Finally, divide and conquer. This is the old "I'll cook if you do the dishes" rule at play. Even if one of you is giddy with excitement over balancing the checkbook or reviewing your insurance needs once a year, it takes two to make your financial whoopee work. That may mean that one person does most of the heavy lifting when it comes to money matters while the other picks up the slack in other areas of household management.
With the tarp rolled out and the kids packed off to the babysitter, it's time to don your grubby clothes and get to work.
Spruce up the exterior
A little superficial housekeeping can go a long way to improving your living conditions. Just finished your taxes? What a great time to dig a little deeper into your financial files! Bill and Akaisha started with a simple piece of paper and tracked their day-to-day expenditures. From there, they extrapolated and developed a financial snapshot with more perspective. That was the jumping-off point for their financial overhaul.
Perform a patch test
Don't you hate it when that perfect shade of celadon on the 1-inch-by-1-inch sample turns into what your brother-in-law affectionately refers to as "the puke-green room?" Before you go hog-wild rearranging your finances, run through a few scenarios. What would happen if you were forced to live off one salary for six months? How much would it pay off in the future to increase your contribution to your work retirement plan by 3%?
Bill and Akaisha figured out that they could sustain their dream early retirement on $24,000 a year.

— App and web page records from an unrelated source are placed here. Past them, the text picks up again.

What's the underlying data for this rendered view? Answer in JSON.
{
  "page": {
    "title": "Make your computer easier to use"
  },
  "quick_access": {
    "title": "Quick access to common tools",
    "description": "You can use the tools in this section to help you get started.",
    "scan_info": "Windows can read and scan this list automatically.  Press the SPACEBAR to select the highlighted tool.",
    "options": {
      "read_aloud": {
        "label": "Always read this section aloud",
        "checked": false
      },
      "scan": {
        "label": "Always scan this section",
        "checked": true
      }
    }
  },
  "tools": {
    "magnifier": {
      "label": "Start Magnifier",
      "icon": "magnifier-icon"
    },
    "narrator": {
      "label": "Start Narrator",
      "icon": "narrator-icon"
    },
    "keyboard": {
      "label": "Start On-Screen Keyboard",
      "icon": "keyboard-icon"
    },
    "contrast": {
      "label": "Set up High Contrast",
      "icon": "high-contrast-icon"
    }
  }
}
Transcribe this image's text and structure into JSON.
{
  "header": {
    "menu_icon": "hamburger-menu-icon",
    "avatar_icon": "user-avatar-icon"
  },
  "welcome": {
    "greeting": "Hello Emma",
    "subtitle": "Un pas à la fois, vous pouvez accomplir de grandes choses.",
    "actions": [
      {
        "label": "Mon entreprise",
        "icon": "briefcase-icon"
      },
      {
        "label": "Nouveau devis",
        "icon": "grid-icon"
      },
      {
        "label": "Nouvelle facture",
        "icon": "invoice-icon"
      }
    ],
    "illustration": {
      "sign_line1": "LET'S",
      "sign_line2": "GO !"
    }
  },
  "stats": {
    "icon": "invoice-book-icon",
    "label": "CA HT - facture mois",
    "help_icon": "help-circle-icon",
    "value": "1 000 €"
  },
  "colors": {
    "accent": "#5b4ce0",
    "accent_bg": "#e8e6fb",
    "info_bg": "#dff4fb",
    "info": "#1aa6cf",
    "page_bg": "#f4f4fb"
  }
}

Here's more on how they came to that conclusion. Borrow and outright steal from their plan the parts that best serve your financial goals.
Pick one project at a time
In home renovation, it's all about increasing the resale value of your abode. In finances it's, well, getting the most bang for your buck -- the "bang" being enjoyment and peace of mind. Whether it's retirement savings, paying down debt, or adding to your child's college savings, concentrate first on one area that'll give your family the biggest payoff. After that, tackle your next project with the same zeal.
Lean on your partner
Couples said that one of the most satisfying parts about working together on home-improvement projects is proving that they could work together, according to the Great Neck survey. And while wielding sharp objects, no less. Ah, togetherness.
One of the hardest parts about Bill and Akaisha's unconventional retirement was dealing with the emotional component of their decisions. They faced times of uncertainty in their journey, but together they made it through by constant assessment, research, and reaching out to others who were on the same path.
Don't be shy about calling for backup
Asking for reinforcements is not a sign of failure. But before you cede any financial decisions to others, do your homework. You wouldn't hire an electrician without calling his references. Same goes for your financial pros.
Do you want to retire early, or just avoid working for the rest of your life? Be sure you're on target toward reaching your retirement goals by taking a 30-day free trial subscription of our Rule Your Retirement newsletter service. Or renew your subscription and get a copy of Stocks 2006 free.